* [EXERCISE PROMPT] Search the data for the word "java" and copy every line that contains it.
━━━━━ RECORD EXCERPTS
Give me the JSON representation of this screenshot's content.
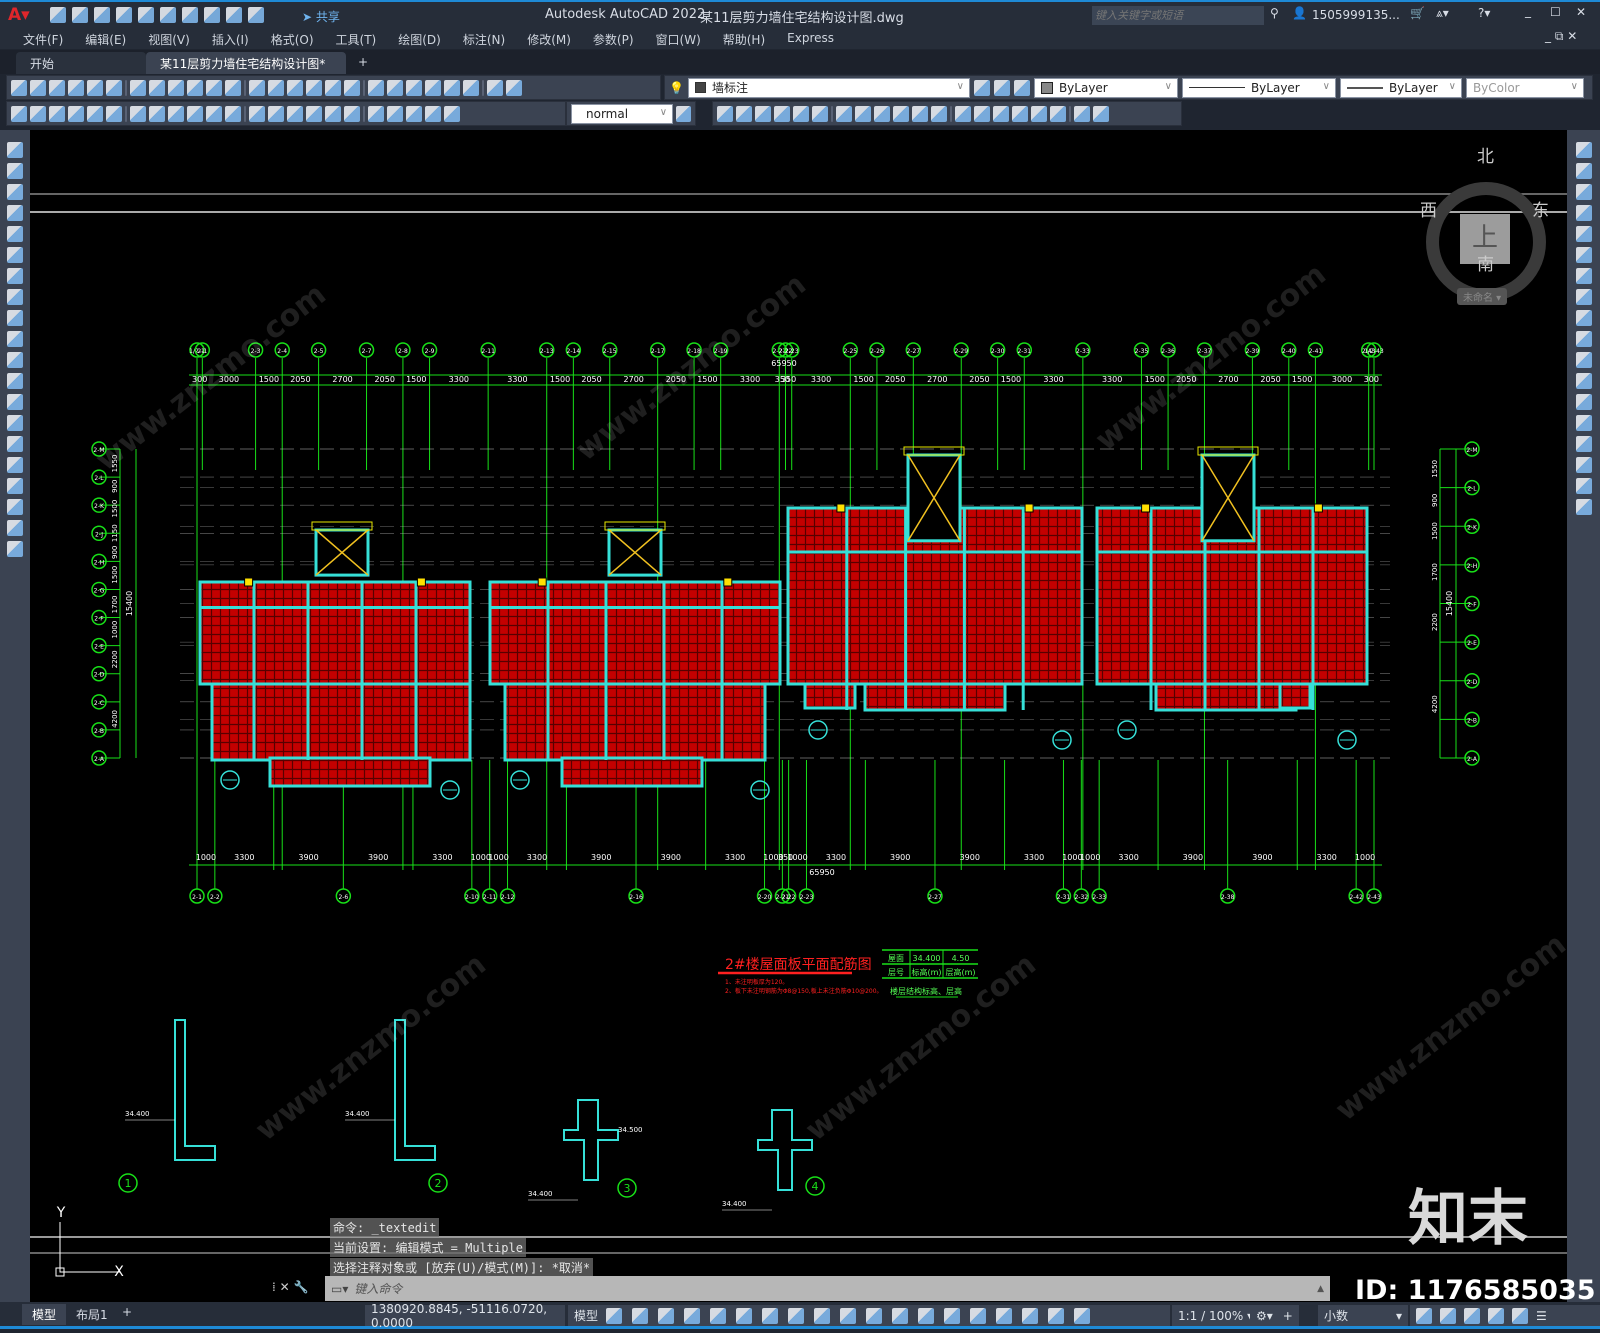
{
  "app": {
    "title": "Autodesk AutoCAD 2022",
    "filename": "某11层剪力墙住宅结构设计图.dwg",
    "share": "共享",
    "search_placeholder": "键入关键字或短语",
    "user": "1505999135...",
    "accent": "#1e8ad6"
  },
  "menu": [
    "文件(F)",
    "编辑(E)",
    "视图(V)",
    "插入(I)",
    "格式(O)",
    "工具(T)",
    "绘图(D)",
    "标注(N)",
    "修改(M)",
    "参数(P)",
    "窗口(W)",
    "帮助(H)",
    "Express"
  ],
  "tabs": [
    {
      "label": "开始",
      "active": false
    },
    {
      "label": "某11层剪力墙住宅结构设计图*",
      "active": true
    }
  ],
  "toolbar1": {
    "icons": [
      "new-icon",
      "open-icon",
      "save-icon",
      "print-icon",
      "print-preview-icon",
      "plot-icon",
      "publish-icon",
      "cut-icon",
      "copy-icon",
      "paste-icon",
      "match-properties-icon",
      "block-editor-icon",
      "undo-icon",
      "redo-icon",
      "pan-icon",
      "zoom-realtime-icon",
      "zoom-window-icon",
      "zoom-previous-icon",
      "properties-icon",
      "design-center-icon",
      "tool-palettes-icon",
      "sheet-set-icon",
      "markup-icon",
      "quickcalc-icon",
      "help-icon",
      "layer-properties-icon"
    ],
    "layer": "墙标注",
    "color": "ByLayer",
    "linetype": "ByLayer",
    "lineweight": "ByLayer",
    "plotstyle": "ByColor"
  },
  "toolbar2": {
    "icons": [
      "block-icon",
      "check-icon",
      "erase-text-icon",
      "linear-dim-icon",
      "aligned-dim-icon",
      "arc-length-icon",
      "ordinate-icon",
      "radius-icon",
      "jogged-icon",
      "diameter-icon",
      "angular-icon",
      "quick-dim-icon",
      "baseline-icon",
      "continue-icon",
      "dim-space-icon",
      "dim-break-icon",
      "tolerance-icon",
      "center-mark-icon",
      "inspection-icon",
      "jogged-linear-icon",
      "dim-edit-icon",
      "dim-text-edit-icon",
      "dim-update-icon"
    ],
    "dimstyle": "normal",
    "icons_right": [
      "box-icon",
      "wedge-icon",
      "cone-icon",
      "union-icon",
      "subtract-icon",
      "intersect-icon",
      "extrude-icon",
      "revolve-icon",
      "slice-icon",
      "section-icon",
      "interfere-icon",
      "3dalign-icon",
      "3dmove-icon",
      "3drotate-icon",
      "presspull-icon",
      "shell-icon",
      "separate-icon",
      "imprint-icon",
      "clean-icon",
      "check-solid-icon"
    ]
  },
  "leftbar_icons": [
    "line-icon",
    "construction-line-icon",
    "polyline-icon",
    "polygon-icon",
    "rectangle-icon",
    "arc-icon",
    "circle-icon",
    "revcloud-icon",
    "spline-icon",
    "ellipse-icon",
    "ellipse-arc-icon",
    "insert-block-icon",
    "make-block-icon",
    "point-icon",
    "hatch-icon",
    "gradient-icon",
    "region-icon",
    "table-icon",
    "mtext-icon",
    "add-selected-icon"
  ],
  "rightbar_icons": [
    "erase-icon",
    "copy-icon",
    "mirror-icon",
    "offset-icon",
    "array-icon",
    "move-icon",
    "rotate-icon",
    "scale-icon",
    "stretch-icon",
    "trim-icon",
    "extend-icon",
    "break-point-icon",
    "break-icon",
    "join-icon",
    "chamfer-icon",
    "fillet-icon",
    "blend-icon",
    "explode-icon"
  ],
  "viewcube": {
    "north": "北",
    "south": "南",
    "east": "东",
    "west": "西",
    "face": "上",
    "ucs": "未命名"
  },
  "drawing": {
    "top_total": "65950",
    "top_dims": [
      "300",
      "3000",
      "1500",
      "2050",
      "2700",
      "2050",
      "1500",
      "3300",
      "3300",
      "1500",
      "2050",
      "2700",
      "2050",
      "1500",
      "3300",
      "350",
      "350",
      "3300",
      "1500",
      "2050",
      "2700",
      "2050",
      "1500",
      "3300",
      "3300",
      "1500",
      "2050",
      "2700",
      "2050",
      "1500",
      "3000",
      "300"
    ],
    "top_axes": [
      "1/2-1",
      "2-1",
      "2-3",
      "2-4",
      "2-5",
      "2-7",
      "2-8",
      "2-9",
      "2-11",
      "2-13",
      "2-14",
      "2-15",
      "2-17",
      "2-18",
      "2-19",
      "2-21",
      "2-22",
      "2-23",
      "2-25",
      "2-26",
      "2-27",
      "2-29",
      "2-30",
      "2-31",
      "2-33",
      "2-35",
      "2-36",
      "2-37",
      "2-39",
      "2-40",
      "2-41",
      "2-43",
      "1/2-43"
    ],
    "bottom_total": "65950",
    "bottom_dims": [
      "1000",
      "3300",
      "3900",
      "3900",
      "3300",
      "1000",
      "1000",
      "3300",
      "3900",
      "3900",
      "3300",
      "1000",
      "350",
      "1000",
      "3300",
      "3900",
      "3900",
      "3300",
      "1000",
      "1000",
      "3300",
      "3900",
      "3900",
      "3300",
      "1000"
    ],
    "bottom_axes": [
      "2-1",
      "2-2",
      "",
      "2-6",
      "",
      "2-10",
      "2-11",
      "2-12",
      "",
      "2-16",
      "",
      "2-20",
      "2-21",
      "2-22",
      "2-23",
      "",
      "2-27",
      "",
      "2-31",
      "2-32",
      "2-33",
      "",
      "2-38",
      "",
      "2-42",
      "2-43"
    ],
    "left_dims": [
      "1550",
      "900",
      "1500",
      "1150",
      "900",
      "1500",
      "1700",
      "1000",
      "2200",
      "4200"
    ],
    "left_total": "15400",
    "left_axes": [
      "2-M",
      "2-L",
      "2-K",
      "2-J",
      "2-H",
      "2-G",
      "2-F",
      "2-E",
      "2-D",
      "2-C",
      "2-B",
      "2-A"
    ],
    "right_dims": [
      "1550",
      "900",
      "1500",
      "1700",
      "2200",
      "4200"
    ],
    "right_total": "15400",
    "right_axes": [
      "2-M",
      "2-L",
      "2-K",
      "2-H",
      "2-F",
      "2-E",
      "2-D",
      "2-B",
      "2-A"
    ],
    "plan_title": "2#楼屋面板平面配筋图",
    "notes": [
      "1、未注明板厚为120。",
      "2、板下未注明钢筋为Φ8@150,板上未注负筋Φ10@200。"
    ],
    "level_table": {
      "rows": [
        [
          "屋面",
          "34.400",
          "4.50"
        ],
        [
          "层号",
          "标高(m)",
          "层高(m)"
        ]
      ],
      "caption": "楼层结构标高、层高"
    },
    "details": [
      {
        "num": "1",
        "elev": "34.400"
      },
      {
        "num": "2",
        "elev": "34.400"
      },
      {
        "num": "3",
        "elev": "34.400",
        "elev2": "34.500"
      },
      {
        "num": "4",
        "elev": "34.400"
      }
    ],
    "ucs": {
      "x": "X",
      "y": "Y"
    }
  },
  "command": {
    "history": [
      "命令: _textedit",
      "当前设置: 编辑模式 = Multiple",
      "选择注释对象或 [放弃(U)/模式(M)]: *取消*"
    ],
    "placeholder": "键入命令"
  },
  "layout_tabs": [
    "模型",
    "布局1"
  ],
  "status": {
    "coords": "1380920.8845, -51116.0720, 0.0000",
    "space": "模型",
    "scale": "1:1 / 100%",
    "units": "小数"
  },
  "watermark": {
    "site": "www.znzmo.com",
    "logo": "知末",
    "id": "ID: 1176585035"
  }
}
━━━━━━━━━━
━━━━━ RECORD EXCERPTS
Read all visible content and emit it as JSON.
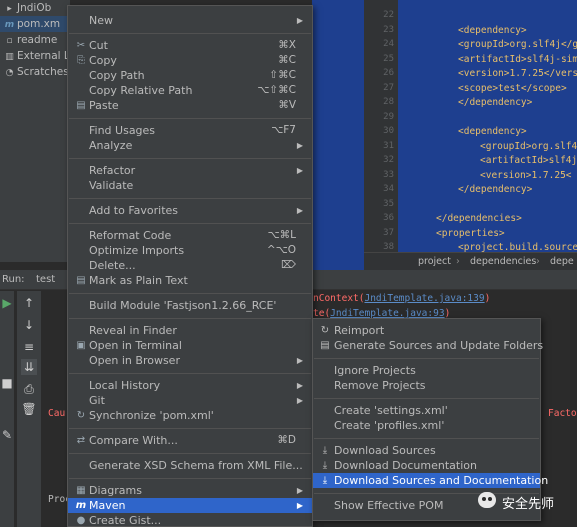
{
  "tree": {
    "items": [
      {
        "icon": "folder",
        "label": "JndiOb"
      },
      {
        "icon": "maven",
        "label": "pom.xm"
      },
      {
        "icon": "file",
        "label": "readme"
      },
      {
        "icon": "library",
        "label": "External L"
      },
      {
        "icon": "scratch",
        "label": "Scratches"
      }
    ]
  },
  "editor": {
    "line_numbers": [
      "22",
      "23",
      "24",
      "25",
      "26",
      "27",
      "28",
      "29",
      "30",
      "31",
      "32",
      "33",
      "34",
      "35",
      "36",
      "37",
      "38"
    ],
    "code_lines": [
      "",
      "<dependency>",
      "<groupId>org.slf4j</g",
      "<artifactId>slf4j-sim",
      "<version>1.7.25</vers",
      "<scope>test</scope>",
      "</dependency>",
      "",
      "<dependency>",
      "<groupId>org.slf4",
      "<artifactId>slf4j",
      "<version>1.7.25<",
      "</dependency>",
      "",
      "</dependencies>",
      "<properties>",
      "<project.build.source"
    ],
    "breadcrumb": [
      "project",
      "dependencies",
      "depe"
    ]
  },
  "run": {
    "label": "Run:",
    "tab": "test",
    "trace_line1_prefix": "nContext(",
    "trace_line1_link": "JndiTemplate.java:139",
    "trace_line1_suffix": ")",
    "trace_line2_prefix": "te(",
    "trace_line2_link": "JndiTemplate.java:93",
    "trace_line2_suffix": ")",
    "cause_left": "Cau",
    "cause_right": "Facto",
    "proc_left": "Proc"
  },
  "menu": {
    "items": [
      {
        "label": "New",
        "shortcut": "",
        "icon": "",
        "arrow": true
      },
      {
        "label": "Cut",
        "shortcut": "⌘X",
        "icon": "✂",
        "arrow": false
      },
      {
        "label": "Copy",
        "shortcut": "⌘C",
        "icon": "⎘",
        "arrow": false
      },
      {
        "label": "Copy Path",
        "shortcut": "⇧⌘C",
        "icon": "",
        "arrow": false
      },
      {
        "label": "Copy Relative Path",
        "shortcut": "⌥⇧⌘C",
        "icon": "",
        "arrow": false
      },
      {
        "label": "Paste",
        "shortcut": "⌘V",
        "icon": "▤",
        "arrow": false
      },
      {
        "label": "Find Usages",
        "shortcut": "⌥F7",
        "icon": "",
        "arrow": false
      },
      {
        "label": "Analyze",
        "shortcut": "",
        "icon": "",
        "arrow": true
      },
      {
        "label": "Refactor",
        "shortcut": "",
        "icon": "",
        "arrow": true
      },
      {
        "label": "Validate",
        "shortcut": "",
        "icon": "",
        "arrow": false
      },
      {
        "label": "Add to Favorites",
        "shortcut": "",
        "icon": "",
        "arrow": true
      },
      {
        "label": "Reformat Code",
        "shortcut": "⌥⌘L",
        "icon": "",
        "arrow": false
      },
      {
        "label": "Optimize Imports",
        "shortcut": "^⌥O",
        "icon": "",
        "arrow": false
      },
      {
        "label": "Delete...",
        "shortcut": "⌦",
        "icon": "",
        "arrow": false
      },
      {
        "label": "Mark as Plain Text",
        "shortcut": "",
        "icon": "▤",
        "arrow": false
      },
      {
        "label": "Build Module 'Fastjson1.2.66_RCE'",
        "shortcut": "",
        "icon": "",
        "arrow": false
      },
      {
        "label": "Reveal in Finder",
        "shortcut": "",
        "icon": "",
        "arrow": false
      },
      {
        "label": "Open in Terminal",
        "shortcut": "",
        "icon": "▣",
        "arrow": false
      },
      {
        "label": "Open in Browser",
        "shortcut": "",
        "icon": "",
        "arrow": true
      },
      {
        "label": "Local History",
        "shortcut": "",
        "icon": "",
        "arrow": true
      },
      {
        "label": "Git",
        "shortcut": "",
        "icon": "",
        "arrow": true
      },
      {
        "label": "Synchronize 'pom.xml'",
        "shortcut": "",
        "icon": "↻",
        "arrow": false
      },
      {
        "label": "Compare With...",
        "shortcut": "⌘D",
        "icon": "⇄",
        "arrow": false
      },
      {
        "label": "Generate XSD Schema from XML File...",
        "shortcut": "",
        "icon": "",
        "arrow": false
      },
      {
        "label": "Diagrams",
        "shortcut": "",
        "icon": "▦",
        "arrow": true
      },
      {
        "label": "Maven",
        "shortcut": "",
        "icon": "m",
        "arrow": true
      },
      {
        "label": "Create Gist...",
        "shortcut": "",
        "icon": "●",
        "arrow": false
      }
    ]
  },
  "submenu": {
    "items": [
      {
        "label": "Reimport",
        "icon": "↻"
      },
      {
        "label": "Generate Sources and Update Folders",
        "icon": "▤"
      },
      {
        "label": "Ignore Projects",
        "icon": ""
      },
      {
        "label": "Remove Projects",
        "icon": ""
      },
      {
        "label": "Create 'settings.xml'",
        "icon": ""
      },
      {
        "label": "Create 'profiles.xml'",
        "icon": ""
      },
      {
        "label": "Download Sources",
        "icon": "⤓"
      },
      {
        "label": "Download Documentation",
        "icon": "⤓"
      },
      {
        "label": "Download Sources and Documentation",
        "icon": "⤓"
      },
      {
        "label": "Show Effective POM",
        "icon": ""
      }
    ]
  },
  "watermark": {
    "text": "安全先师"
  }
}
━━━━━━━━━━
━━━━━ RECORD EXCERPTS
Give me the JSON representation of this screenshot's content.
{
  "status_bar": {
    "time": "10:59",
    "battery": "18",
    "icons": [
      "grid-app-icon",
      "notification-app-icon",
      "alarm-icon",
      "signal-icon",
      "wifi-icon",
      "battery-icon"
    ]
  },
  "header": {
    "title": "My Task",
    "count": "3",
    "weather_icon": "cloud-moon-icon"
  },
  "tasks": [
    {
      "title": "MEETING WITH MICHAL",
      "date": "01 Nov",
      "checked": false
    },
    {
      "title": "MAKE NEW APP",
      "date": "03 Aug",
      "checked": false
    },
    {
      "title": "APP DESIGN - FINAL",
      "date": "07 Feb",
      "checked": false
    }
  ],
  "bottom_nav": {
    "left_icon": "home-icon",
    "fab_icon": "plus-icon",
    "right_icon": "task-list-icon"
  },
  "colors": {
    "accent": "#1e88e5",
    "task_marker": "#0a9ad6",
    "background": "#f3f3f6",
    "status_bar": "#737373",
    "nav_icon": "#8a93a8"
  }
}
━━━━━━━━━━
* [WRITTEN SOLUTION]
    "trace_line1_link": "JndiTemplate.java:139",
    "trace_line2_link": "JndiTemplate.java:93",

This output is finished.